Why You Shouldn’t Panic About the Coronavirus

It's scary, but we’re more prepared than ever before.

Josey MacDonald, Reporter

It’s nearly impossible to pass an entire day without reading or hearing something about coronavirus. This is for good reason, because it’s a serious concern. The interconnectedness of the modern world has caused it to spread to over 100 countries and infect thousands of people – even those who had no contact with China. The virus is new to humans, which means there’s no vaccine, and it will likely have a significant economic impact. Yet despite these issues, we are prepared to deal with it in ways that previous generations were not.

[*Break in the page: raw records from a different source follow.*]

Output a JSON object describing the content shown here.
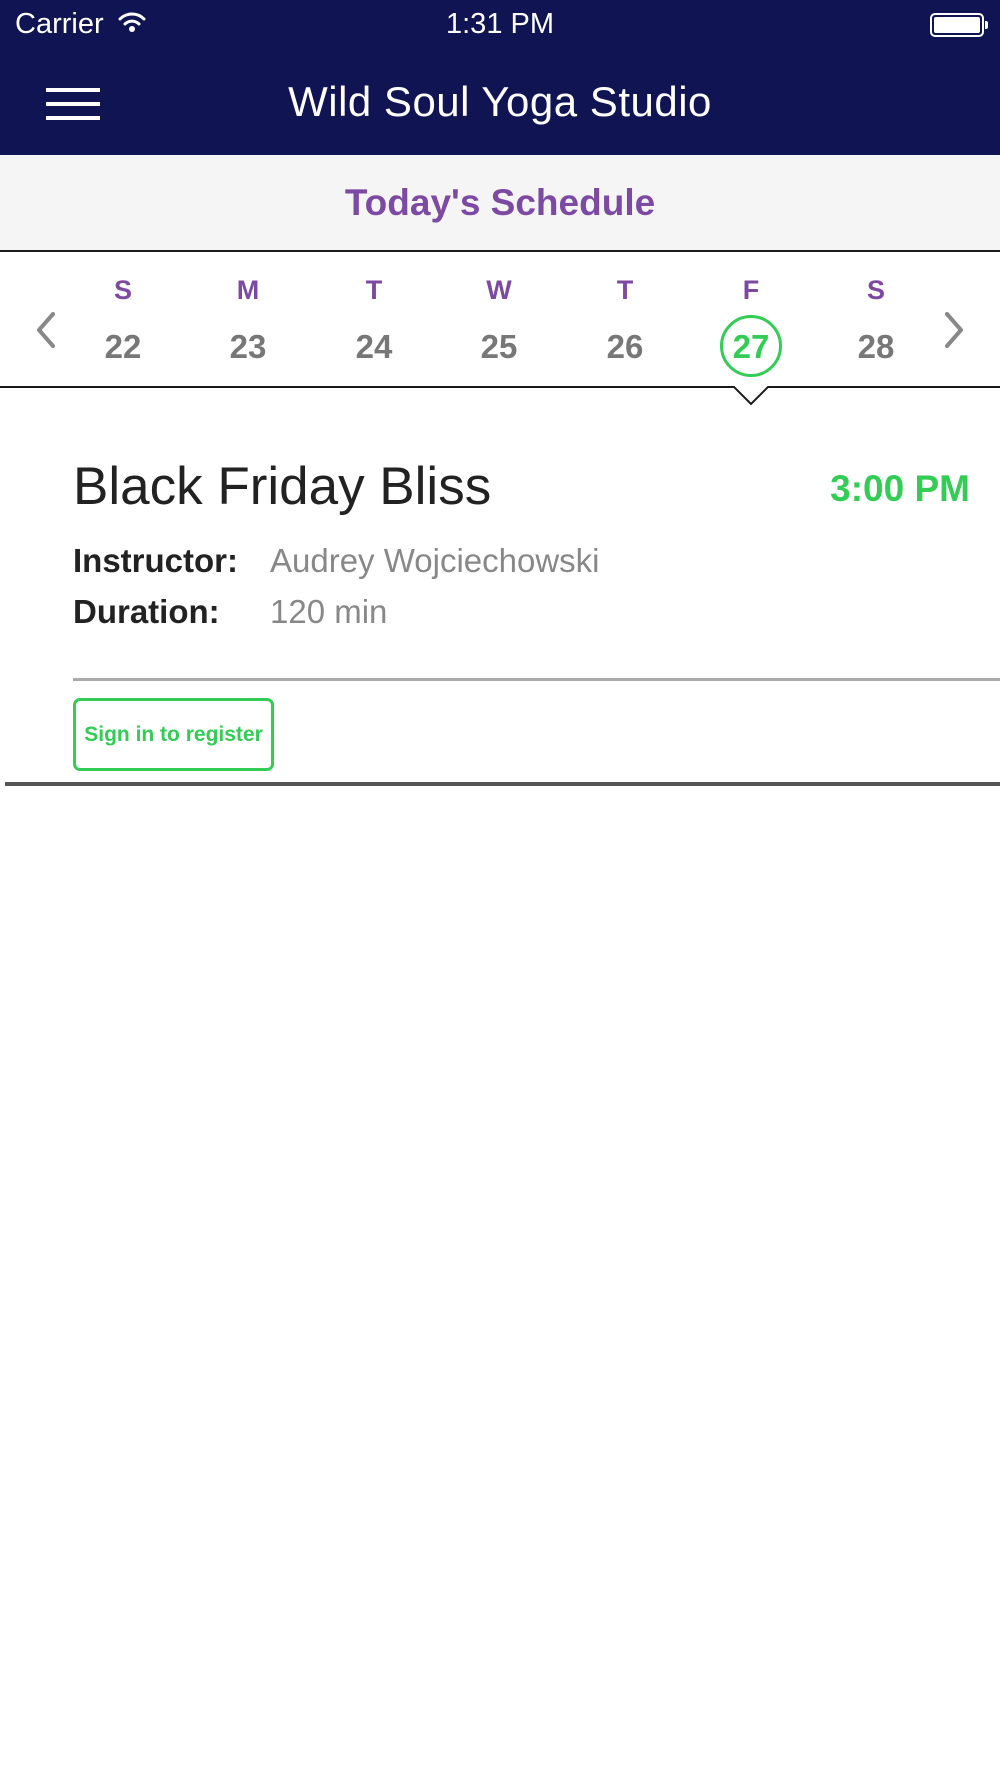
{
  "status_bar": {
    "carrier": "Carrier",
    "time": "1:31 PM",
    "battery_level": 1.0
  },
  "nav": {
    "title": "Wild Soul Yoga Studio",
    "menu_icon": "hamburger-menu-icon"
  },
  "schedule": {
    "heading": "Today's Schedule"
  },
  "week": {
    "days": [
      {
        "letter": "S",
        "number": "22"
      },
      {
        "letter": "M",
        "number": "23"
      },
      {
        "letter": "T",
        "number": "24"
      },
      {
        "letter": "W",
        "number": "25"
      },
      {
        "letter": "T",
        "number": "26"
      },
      {
        "letter": "F",
        "number": "27"
      },
      {
        "letter": "S",
        "number": "28"
      }
    ],
    "selected_index": 5,
    "prev_icon": "chevron-left-icon",
    "next_icon": "chevron-right-icon"
  },
  "class": {
    "title": "Black Friday Bliss",
    "time": "3:00 PM",
    "instructor_label": "Instructor:",
    "instructor": "Audrey Wojciechowski",
    "duration_label": "Duration:",
    "duration": "120 min",
    "register_label": "Sign in to register"
  },
  "colors": {
    "header_bg": "#101452",
    "accent_purple": "#7d4aa3",
    "accent_green": "#33cc55"
  }
}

Coronavirus has been compared to a number of past pandemics, including the 1918 influenza outbreak which killed more than 50 million people. However, the coronavirus is different from most other major outbreaks because its consequences are much less severe. Healthy people tend to have only mild symptoms, and most recover after a week or two. 

So far, COVID-19’s fatality rate is lower than other coronavirus outbreaks, and deaths disproportionately affect older people with other medical issues. The death rate is higher than the flu but likely lower than reported because people who have the virus but are undiagnosed are not included. We’re very lucky that the virus is not deadlier.

The number of confirmed cases has started to fall in China as a result of strict quarantines. The majority of those infected have recovered. Photo courtesy of Wikipedia.

It’s also possible that coronavirus will become milder over time. RNA viruses tend to mutate rapidly, and they often adapt to their hosts by becoming milder. If people become too sick, the virus will have a harder time surviving and spreading.

We are in a much better position to deal with new viruses than previous generations because of recent scientific achievements. Not only is there greater worldwide acceptance of science today, but our overall understanding of medicine is much better. In 1918, doctors knew that viruses existed but had never seen one. Today, scientists can isolate specific genetic sequences, making it much easier to develop a vaccine. 

This outbreak also differs from previous pandemics because of the advanced technology we have readily available to combat it. Most people have the ability to work remotely, which helps maintain some social and economic stability. If universities close, as they have in many states, students can still finish their coursework online and earn their degrees. In past years, it was much harder to quarantine people and prevent the virus from spreading. 

We also have constant news stories and up-to-date guidance, which is a huge advantage. Never before have officials been able to instantly advise masses of people. Take, for instance, the music video promoted by the Vietnamese government. It’s a silly tune about washing your hands and avoiding crowds, but it has become a global hit, and its message has spread to millions of people.

Although coronavirus is devastating, it has become a common enemy during a politically divisive time. It might create a stronger sense of unity and heighten our concern for each other. It might also make us more aware of the impact we have on others, which could lead to more responsible public policies.

 We should certainly be concerned about the virus and exercise as much caution as possible, but panicking won’t be helpful. Let’s stay calm, stick to the facts, and recognize that the world is in a pretty good position to deal with it.